### ABOUT THIS EXERCISE
With all pictures excluded, restate the records that follow exactly as written.

### RECORDED DATA
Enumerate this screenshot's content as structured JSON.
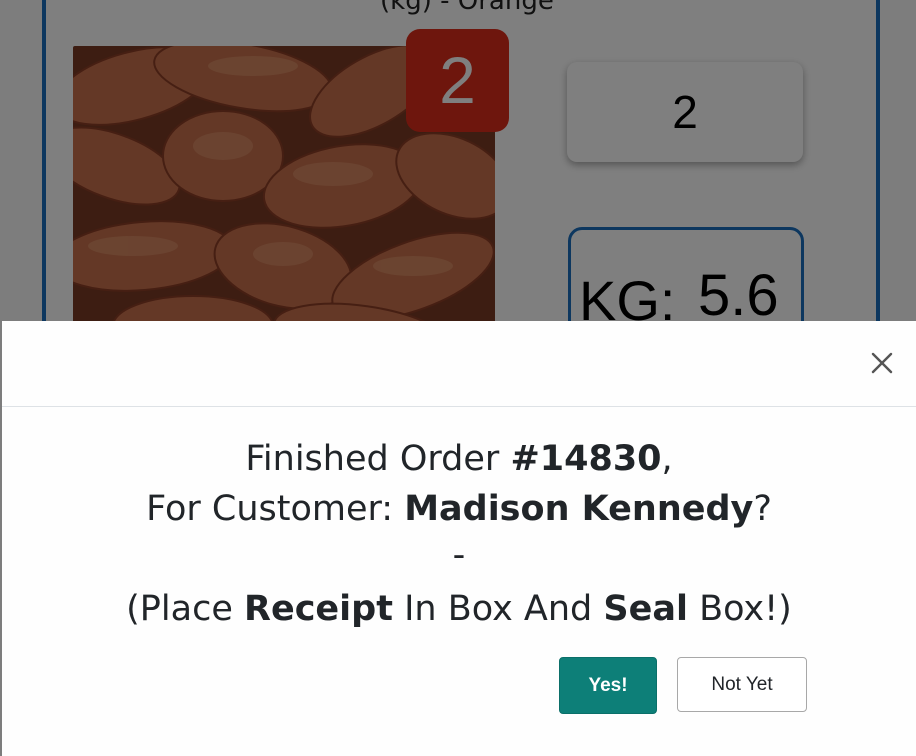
{
  "background": {
    "product_title_fragment": "(kg) - Orange",
    "image_label": "sweet potatoes",
    "badge_count": "2",
    "quantity_value": "2",
    "weight_label": "KG:",
    "weight_value": "5.6"
  },
  "modal": {
    "line1_prefix": "Finished Order ",
    "order_number": "#14830",
    "line1_suffix": ",",
    "line2_prefix": "For Customer: ",
    "customer_name": "Madison Kennedy",
    "line2_suffix": "?",
    "separator": "-",
    "line4_prefix": "(Place ",
    "line4_bold1": "Receipt",
    "line4_mid": " In Box And ",
    "line4_bold2": "Seal",
    "line4_suffix": " Box!)",
    "yes_label": "Yes!",
    "no_label": "Not Yet"
  },
  "colors": {
    "accent_blue": "#1a6fbf",
    "badge_red": "#dd2d1a",
    "confirm_teal": "#0d7f78",
    "overlay": "rgba(0,0,0,0.5)"
  },
  "icons": {
    "close": "close-icon"
  }
}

### ANSWER TO THE EXERCISE
Enumerate this screenshot's content as structured JSON.
{
  "background": {
    "product_title_fragment": "(kg) - Orange",
    "image_label": "sweet potatoes",
    "badge_count": "2",
    "quantity_value": "2",
    "weight_label": "KG:",
    "weight_value": "5.6"
  },
  "modal": {
    "line1_prefix": "Finished Order ",
    "order_number": "#14830",
    "line1_suffix": ",",
    "line2_prefix": "For Customer: ",
    "customer_name": "Madison Kennedy",
    "line2_suffix": "?",
    "separator": "-",
    "line4_prefix": "(Place ",
    "line4_bold1": "Receipt",
    "line4_mid": " In Box And ",
    "line4_bold2": "Seal",
    "line4_suffix": " Box!)",
    "yes_label": "Yes!",
    "no_label": "Not Yet"
  },
  "colors": {
    "accent_blue": "#1a6fbf",
    "badge_red": "#dd2d1a",
    "confirm_teal": "#0d7f78",
    "overlay": "rgba(0,0,0,0.5)"
  },
  "icons": {
    "close": "close-icon"
  }
}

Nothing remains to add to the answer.